_Task instructions:_
In the records below, find each line holding the word "requests" and copy it.

(Data items)
----
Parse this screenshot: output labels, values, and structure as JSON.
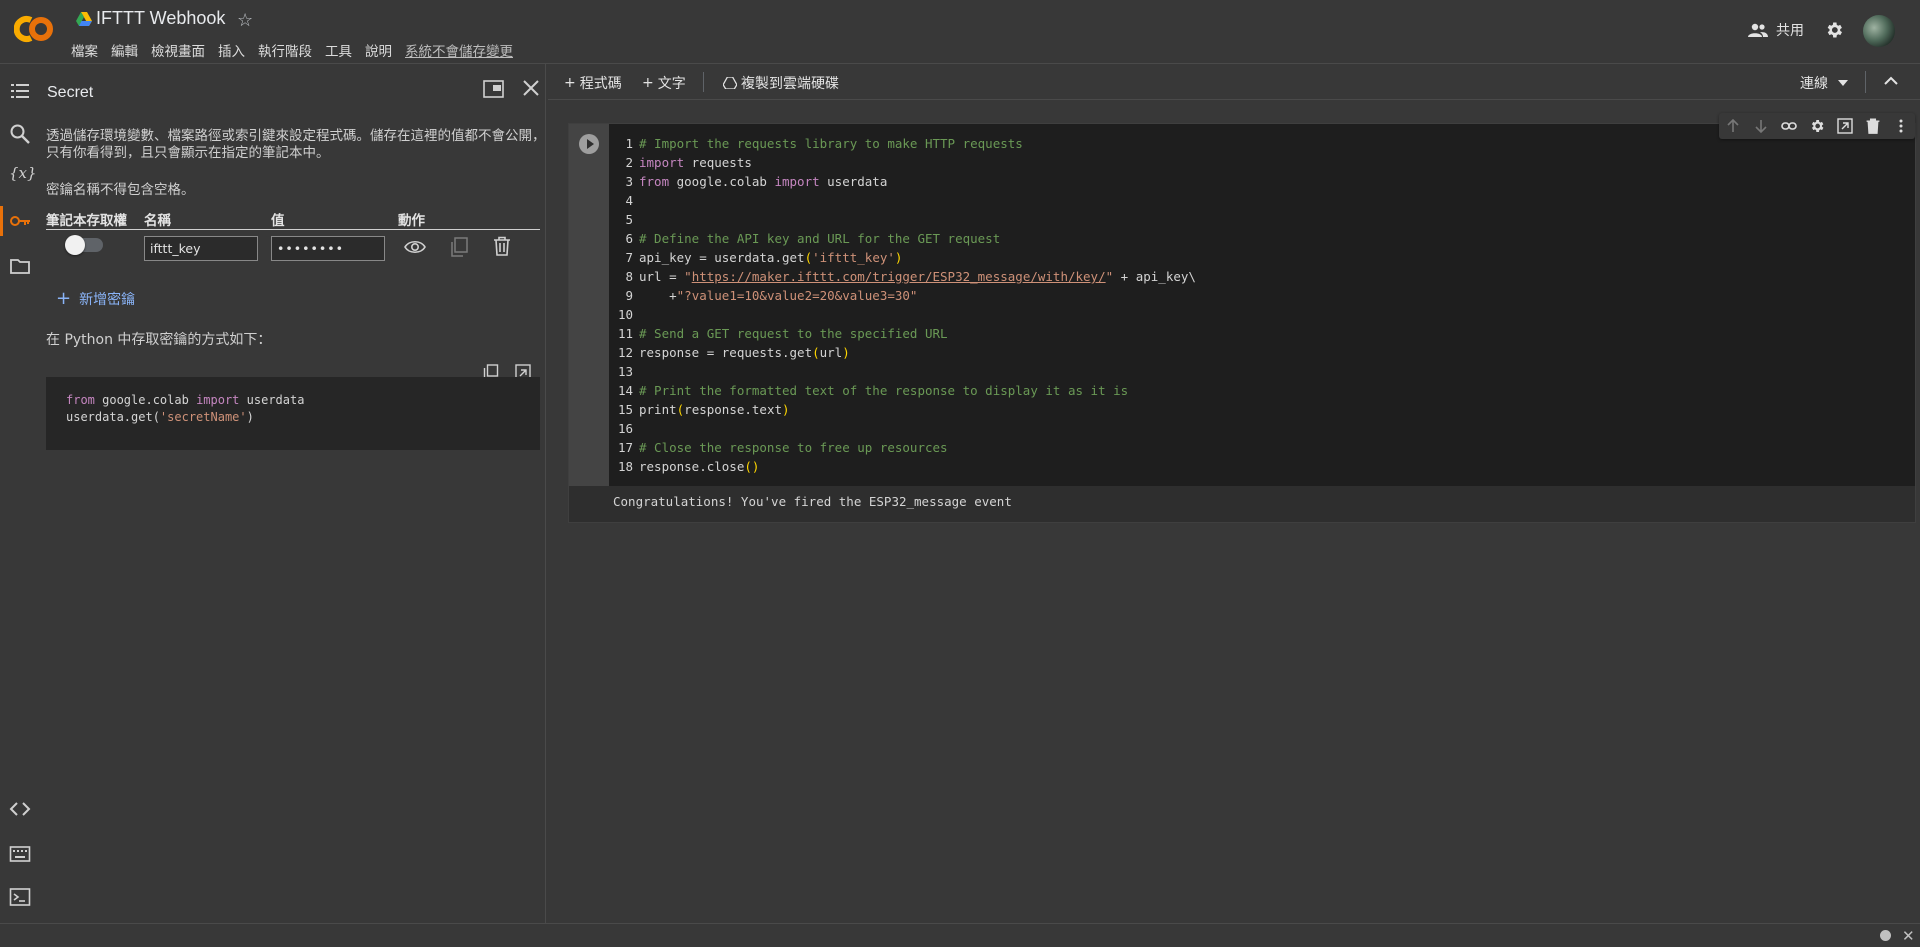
{
  "header": {
    "title": "IFTTT Webhook",
    "menu": [
      "檔案",
      "編輯",
      "檢視畫面",
      "插入",
      "執行階段",
      "工具",
      "說明"
    ],
    "unsaved_notice": "系統不會儲存變更",
    "share_label": "共用"
  },
  "side_panel": {
    "title": "Secret",
    "description": "透過儲存環境變數、檔案路徑或索引鍵來設定程式碼。儲存在這裡的值都不會公開，只有你看得到，且只會顯示在指定的筆記本中。",
    "note": "密鑰名稱不得包含空格。",
    "columns": [
      "筆記本存取權",
      "名稱",
      "值",
      "動作"
    ],
    "secret": {
      "name": "ifttt_key",
      "value_masked": "••••••••",
      "notebook_access": false
    },
    "add_secret_label": "新增密鑰",
    "python_note": "在 Python 中存取密鑰的方式如下：",
    "snippet": {
      "line1": [
        "from",
        " google.colab ",
        "import",
        " userdata"
      ],
      "line2": [
        "userdata.get(",
        "'secretName'",
        ")"
      ]
    }
  },
  "toolbar": {
    "add_code": "程式碼",
    "add_text": "文字",
    "copy_to_drive": "複製到雲端硬碟",
    "connect": "連線"
  },
  "cell": {
    "line_numbers": "1\n2\n3\n4\n5\n6\n7\n8\n9\n10\n11\n12\n13\n14\n15\n16\n17\n18",
    "code": {
      "l1": "# Import the requests library to make HTTP requests",
      "l2a": "import",
      "l2b": " requests",
      "l3a": "from",
      "l3b": " google.colab ",
      "l3c": "import",
      "l3d": " userdata",
      "l6": "# Define the API key and URL for the GET request",
      "l7a": "api_key = userdata.get",
      "l7b": "(",
      "l7c": "'ifttt_key'",
      "l7d": ")",
      "l8a": "url = ",
      "l8b": "\"",
      "l8c": "https://maker.ifttt.com/trigger/ESP32_message/with/key/",
      "l8d": "\"",
      "l8e": " + api_key\\",
      "l9a": "    +",
      "l9b": "\"?value1=10&value2=20&value3=30\"",
      "l11": "# Send a GET request to the specified URL",
      "l12a": "response = requests.get",
      "l12b": "(",
      "l12c": "url",
      "l12d": ")",
      "l14": "# Print the formatted text of the response to display it as it is",
      "l15a": "print",
      "l15b": "(",
      "l15c": "response.text",
      "l15d": ")",
      "l17": "# Close the response to free up resources",
      "l18a": "response.close",
      "l18b": "()"
    },
    "output": "Congratulations! You've fired the ESP32_message event"
  }
}
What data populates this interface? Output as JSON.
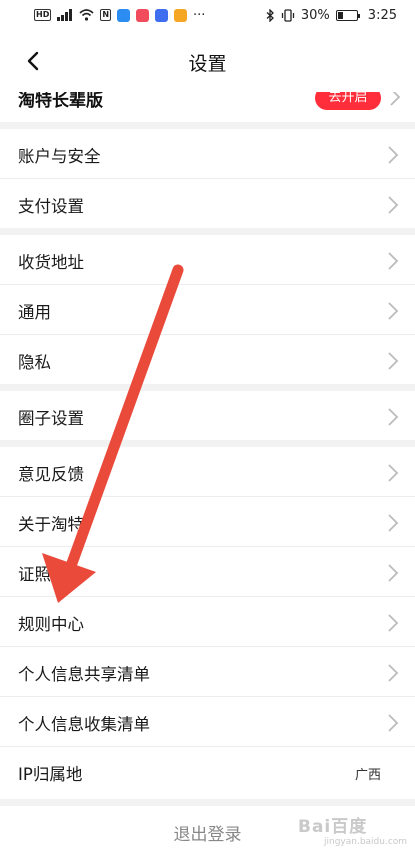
{
  "status_bar": {
    "time": "3:25",
    "battery_percent": "30%",
    "battery_level": 0.3,
    "left_icons": [
      "hd-icon",
      "signal-icon",
      "wifi-icon",
      "nfc-icon",
      "app-icons",
      "more-dots-icon"
    ],
    "right_icons": [
      "bluetooth-icon",
      "vibrate-icon",
      "battery-icon"
    ]
  },
  "nav": {
    "title": "设置",
    "back_icon": "chevron-left-icon"
  },
  "peek_row": {
    "label": "淘特长辈版",
    "action": "去开启"
  },
  "groups": [
    {
      "items": [
        {
          "label": "账户与安全"
        },
        {
          "label": "支付设置"
        }
      ]
    },
    {
      "items": [
        {
          "label": "收货地址"
        },
        {
          "label": "通用"
        },
        {
          "label": "隐私"
        }
      ]
    },
    {
      "items": [
        {
          "label": "圈子设置"
        }
      ]
    },
    {
      "items": [
        {
          "label": "意见反馈"
        },
        {
          "label": "关于淘特"
        },
        {
          "label": "证照信息"
        },
        {
          "label": "规则中心"
        },
        {
          "label": "个人信息共享清单"
        },
        {
          "label": "个人信息收集清单"
        },
        {
          "label": "IP归属地",
          "value": "广西"
        }
      ]
    }
  ],
  "logout": {
    "label": "退出登录"
  },
  "watermark": {
    "line1": "Bai百度",
    "line2": "jingyan.baidu.com"
  },
  "colors": {
    "accent_red": "#ff2e3a",
    "arrow": "#ea4a3a",
    "divider": "#f2f2f2"
  }
}
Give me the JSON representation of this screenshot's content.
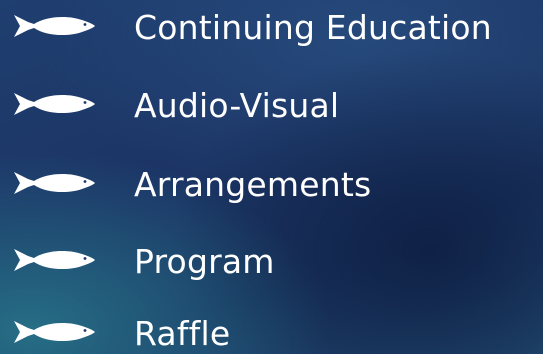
{
  "menu": {
    "items": [
      {
        "label": "Continuing Education",
        "icon": "fish-icon"
      },
      {
        "label": "Audio-Visual",
        "icon": "fish-icon"
      },
      {
        "label": "Arrangements",
        "icon": "fish-icon"
      },
      {
        "label": "Program",
        "icon": "fish-icon"
      },
      {
        "label": "Raffle",
        "icon": "fish-icon"
      }
    ]
  },
  "colors": {
    "text": "#ffffff",
    "icon": "#ffffff",
    "background": "#1c3566",
    "background_accent": "#2a7a8c"
  }
}
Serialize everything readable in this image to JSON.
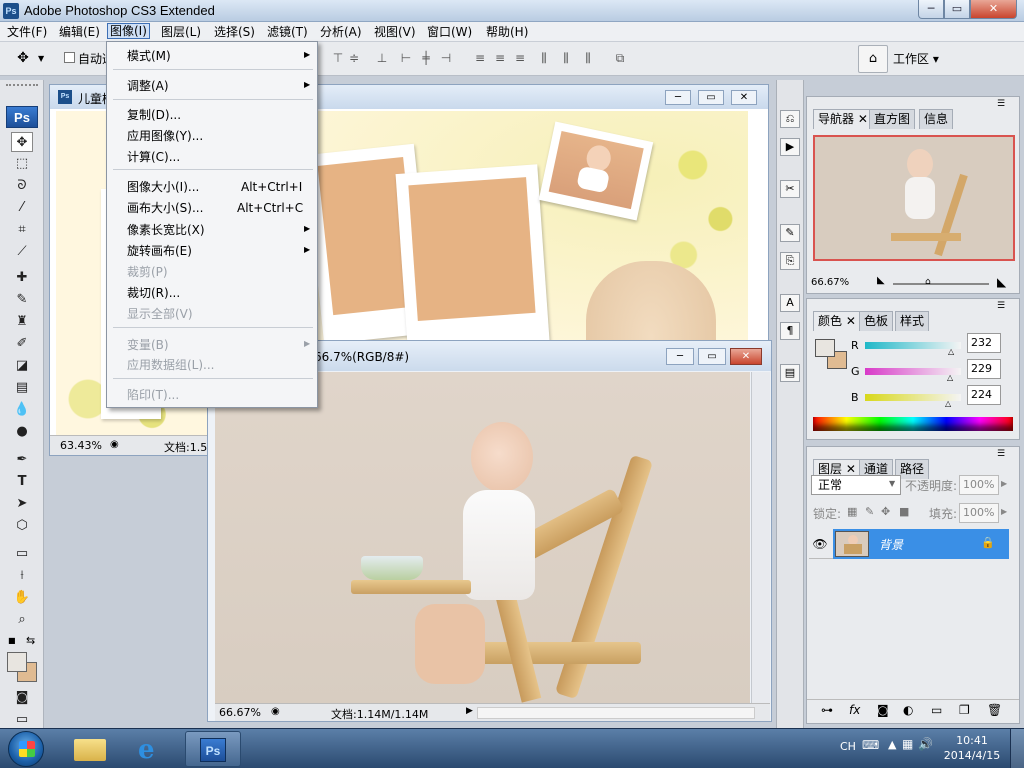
{
  "window": {
    "title": "Adobe Photoshop CS3 Extended",
    "min": "─",
    "max": "▭",
    "close": "✕"
  },
  "menubar": [
    "文件(F)",
    "编辑(E)",
    "图像(I)",
    "图层(L)",
    "选择(S)",
    "滤镜(T)",
    "分析(A)",
    "视图(V)",
    "窗口(W)",
    "帮助(H)"
  ],
  "optionsbar": {
    "auto_select": "自动选择",
    "workspace": "工作区 ▾"
  },
  "doc1": {
    "title": "儿童模板",
    "zoom": "63.43%",
    "doc_info": "文档:1.5"
  },
  "doc2": {
    "title": "66.7%(RGB/8#)",
    "zoom": "66.67%",
    "doc_info": "文档:1.14M/1.14M"
  },
  "image_menu": {
    "items": [
      {
        "label": "模式(M)",
        "submenu": true
      },
      {
        "label": "调整(A)",
        "submenu": true
      },
      {
        "label": "复制(D)..."
      },
      {
        "label": "应用图像(Y)..."
      },
      {
        "label": "计算(C)..."
      },
      {
        "label": "图像大小(I)...",
        "shortcut": "Alt+Ctrl+I"
      },
      {
        "label": "画布大小(S)...",
        "shortcut": "Alt+Ctrl+C"
      },
      {
        "label": "像素长宽比(X)",
        "submenu": true
      },
      {
        "label": "旋转画布(E)",
        "submenu": true
      },
      {
        "label": "裁剪(P)",
        "disabled": true
      },
      {
        "label": "裁切(R)..."
      },
      {
        "label": "显示全部(V)",
        "disabled": true
      },
      {
        "label": "变量(B)",
        "submenu": true,
        "disabled": true
      },
      {
        "label": "应用数据组(L)...",
        "disabled": true
      },
      {
        "label": "陷印(T)...",
        "disabled": true
      }
    ]
  },
  "navigator_panel": {
    "tabs": [
      "导航器",
      "直方图",
      "信息"
    ],
    "zoom": "66.67%"
  },
  "color_panel": {
    "tabs": [
      "颜色",
      "色板",
      "样式"
    ],
    "channels": [
      {
        "label": "R",
        "value": "232",
        "color": "#1fb8c8"
      },
      {
        "label": "G",
        "value": "229",
        "color": "#d83ac8"
      },
      {
        "label": "B",
        "value": "224",
        "color": "#d8d81a"
      }
    ],
    "fg_color": "#e8e5e0",
    "bg_color": "#e0bb92"
  },
  "layers_panel": {
    "tabs": [
      "图层",
      "通道",
      "路径"
    ],
    "blend_mode": "正常",
    "opacity_label": "不透明度:",
    "opacity": "100%",
    "lock_label": "锁定:",
    "fill_label": "填充:",
    "fill": "100%",
    "layers": [
      {
        "name": "背景",
        "selected": true
      }
    ]
  },
  "taskbar": {
    "ime": "CH",
    "time": "10:41",
    "date": "2014/4/15"
  }
}
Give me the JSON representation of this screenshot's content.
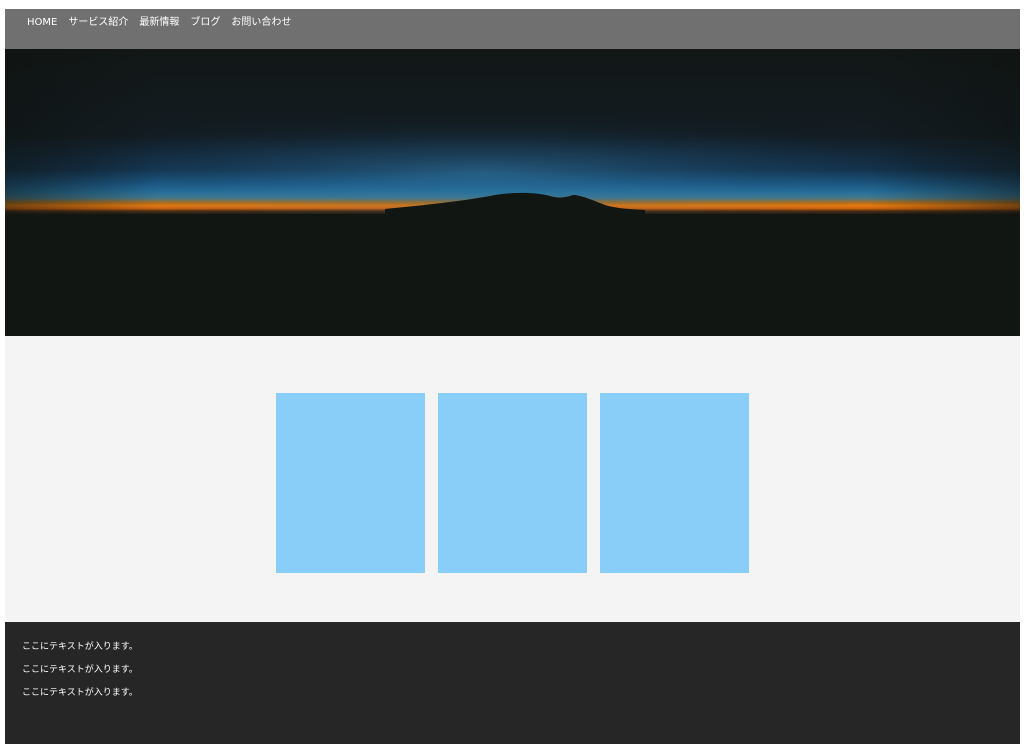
{
  "nav": {
    "items": [
      {
        "label": "HOME"
      },
      {
        "label": "サービス紹介"
      },
      {
        "label": "最新情報"
      },
      {
        "label": "ブログ"
      },
      {
        "label": "お問い合わせ"
      }
    ]
  },
  "hero": {
    "image": "sunset-horizon-mountain-silhouette"
  },
  "tiles": {
    "color": "#89cef9",
    "count": 3
  },
  "footer": {
    "lines": [
      {
        "text": "ここにテキストが入ります。"
      },
      {
        "text": "ここにテキストが入ります。"
      },
      {
        "text": "ここにテキストが入ります。"
      }
    ]
  },
  "colors": {
    "navbar": "#707070",
    "content_bg": "#f4f4f4",
    "footer_bg": "#262626"
  }
}
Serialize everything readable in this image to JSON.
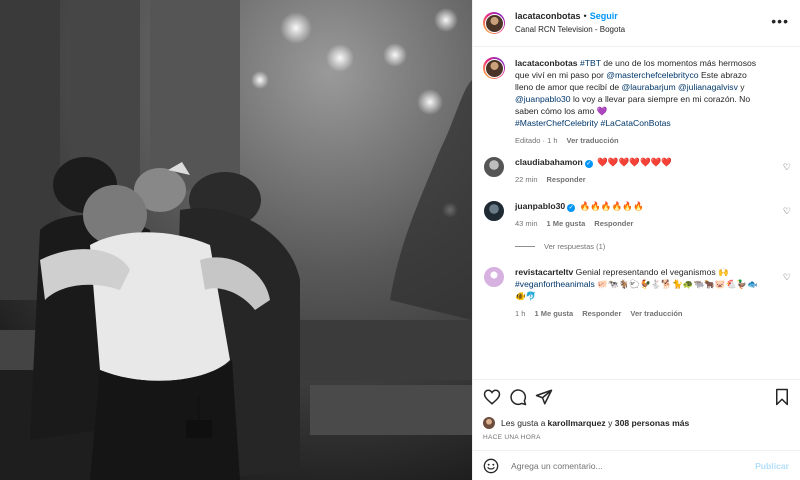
{
  "header": {
    "username": "lacataconbotas",
    "separator": "•",
    "follow_label": "Seguir",
    "location": "Canal RCN Television - Bogota",
    "more_icon": "more-horizontal-icon"
  },
  "caption": {
    "username": "lacataconbotas",
    "tbt": "#TBT",
    "t1": " de uno de los momentos más hermosos que viví en mi paso por ",
    "m1": "@masterchefcelebrityco",
    "t2": " Este abrazo lleno de amor que recibí de ",
    "m2": "@laurabarjum",
    "m3": "@julianagalvisv",
    "t3": " y ",
    "m4": "@juanpablo30",
    "t4": " lo voy a llevar para siempre en mi corazón. No saben cómo los amo 💜",
    "tag1": "#MasterChefCelebrity",
    "tag2": "#LaCataConBotas",
    "edited": "Editado · 1 h",
    "see_translation": "Ver traducción"
  },
  "comments": [
    {
      "username": "claudiabahamon",
      "verified": true,
      "text": "❤️❤️❤️❤️❤️❤️❤️",
      "time": "22 min",
      "reply": "Responder"
    },
    {
      "username": "juanpablo30",
      "verified": true,
      "text": "🔥🔥🔥🔥🔥🔥",
      "time": "43 min",
      "likes": "1 Me gusta",
      "reply": "Responder",
      "view_replies": "Ver respuestas (1)"
    },
    {
      "username": "revistacarteltv",
      "verified": false,
      "text": " Genial representando el veganismos 🙌",
      "tag": "#veganfortheanimals",
      "emojis": " 🐖🐄🐐🐑🐓🐇🐕🐈🐢🐃🐂🐷🐔🦆🐟🐠🐬",
      "time": "1 h",
      "likes": "1 Me gusta",
      "reply": "Responder",
      "see_translation": "Ver traducción"
    }
  ],
  "likes": {
    "prefix": "Les gusta a ",
    "user": "karollmarquez",
    "middle": " y ",
    "others": "308 personas más"
  },
  "posted_ago": "HACE UNA HORA",
  "add_comment": {
    "placeholder": "Agrega un comentario...",
    "publish_label": "Publicar"
  },
  "colors": {
    "link": "#0095f6",
    "mention": "#00376b",
    "muted": "#737373"
  }
}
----
_Result of the task:_
      "l1": "# Import the requests library to make HTTP requests",
      "l2b": " requests",
      "l12a": "response = requests.get",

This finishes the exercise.